vengeance/revenge/reprisal

< Previous | Next >

good_argument

New Member
Polish
Hello :)

Here's a sentence a have got a problem with (from CAE Expert by Jan Bell, Roger Gower, Drew Hyde)

"For people who might possess vital information, Crimestoppers creates an opportunity for them to come forward without fearing vengeance/revenge/reprisals.

I would like to know what the difference is between the words?

Word Reference Dictionary says that:

revenge: the act of retaliating for wrongs or injury received; vengeance

reprisal:

the act or an instance of retaliation in any form.


Thanks a lot for your help :)
 
  • PaulQ

    Senior Member
    UK
    English - England
    There is not a lot of difference in all three words. The nuance is slightly difference though:

    The king took vengeance on the rebels. -> Vengeance is an almost biblical word. It implies that the person taking vengeance is very powerful indeed and that he is not concerned with the cruel suffering he will inflict.

    "The rebels have spoken against my rule as king! I will have vengeance! Kill every man, woman, and child of them."

    He took revenge on the rebels. -> This implies that the person taking revenge is inflicting a similar level of damage on the rebels that the rebels inflicted upon him.

    "She broke my computer, so, in revenge, I smashed her iPhone."

    He took reprisals against the rebels. -> a reprisal (often plural) has the nuance of being, in some way, justifiable (or even legal or legitimate) from the point of view of the person conducting the reprisals.

    "The rebels killed three soldiers and the general ordered the troops to take reprisal by executing 20 of the prisoners."
     

    good_argument

    New Member
    Polish
    There is not a lot of difference in all three words. The nuance is slightly difference though:

    The king took vengeance on the rebels. -> Vengeance is an almost biblical word. It implies that the person taking vengeance is very powerful indeed and that he is not concerned with the cruel suffering he will inflict.

    "The rebels have spoken against my rule as king! I will have vengeance! Kill every man, woman, and child of them."

    He took revenge on the rebels. -> This implies that the person taking revenge is inflicting a similar level of damage on the rebels that the rebels inflicted upon him.

    "She broke my computer, so, in revenge, I smashed her iPhone."

    He took reprisals against the rebels. -> a reprisal (often plural) has the nuance of being, in some way, justifiable (or even legal or legitimate) from the point of view of the person conducting the reprisals.

    "The rebels killed three soldiers and the general ordered the troops to take reprisal by executing 20 of the prisoners."
     

    good_argument

    New Member
    Polish
    Thank you lot for the explanation :)

    How about this situation. Say, somebody has killed a member of my family. Do I take revenge on that person? (similar level of damage - I want to kill that person's brother/sister), or I take reprisal against that person? (now I feel it's justifiable. As you said 'justifiable from the point of view of the person conducting the repaisal).

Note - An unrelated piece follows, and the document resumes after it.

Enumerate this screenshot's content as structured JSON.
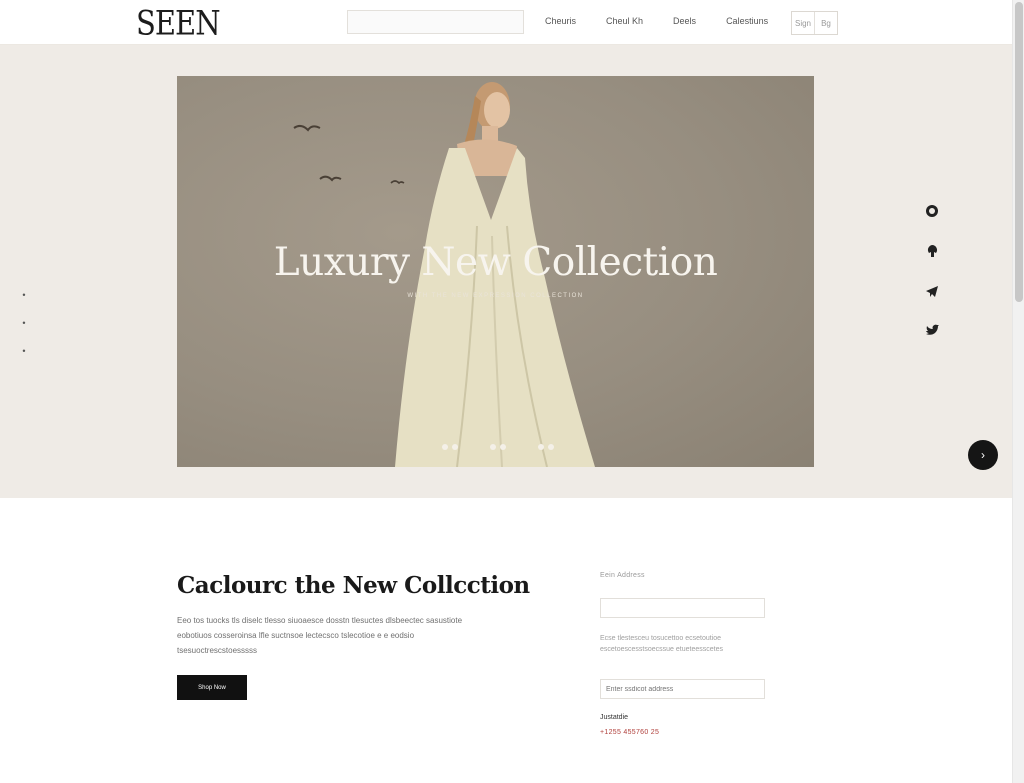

    Which would be more appropriate? Or maybe both are acceptable. It just depends on me, as the speaker, what kind of message I want to impart.
     

    PaulQ

    Senior Member
    UK
    English - England
    I did not mention it, but reprisals are usually taken by organised groups equipped to do such things.

    In your case, you would certainly take revenge.
     
    < Previous | Next >
    Top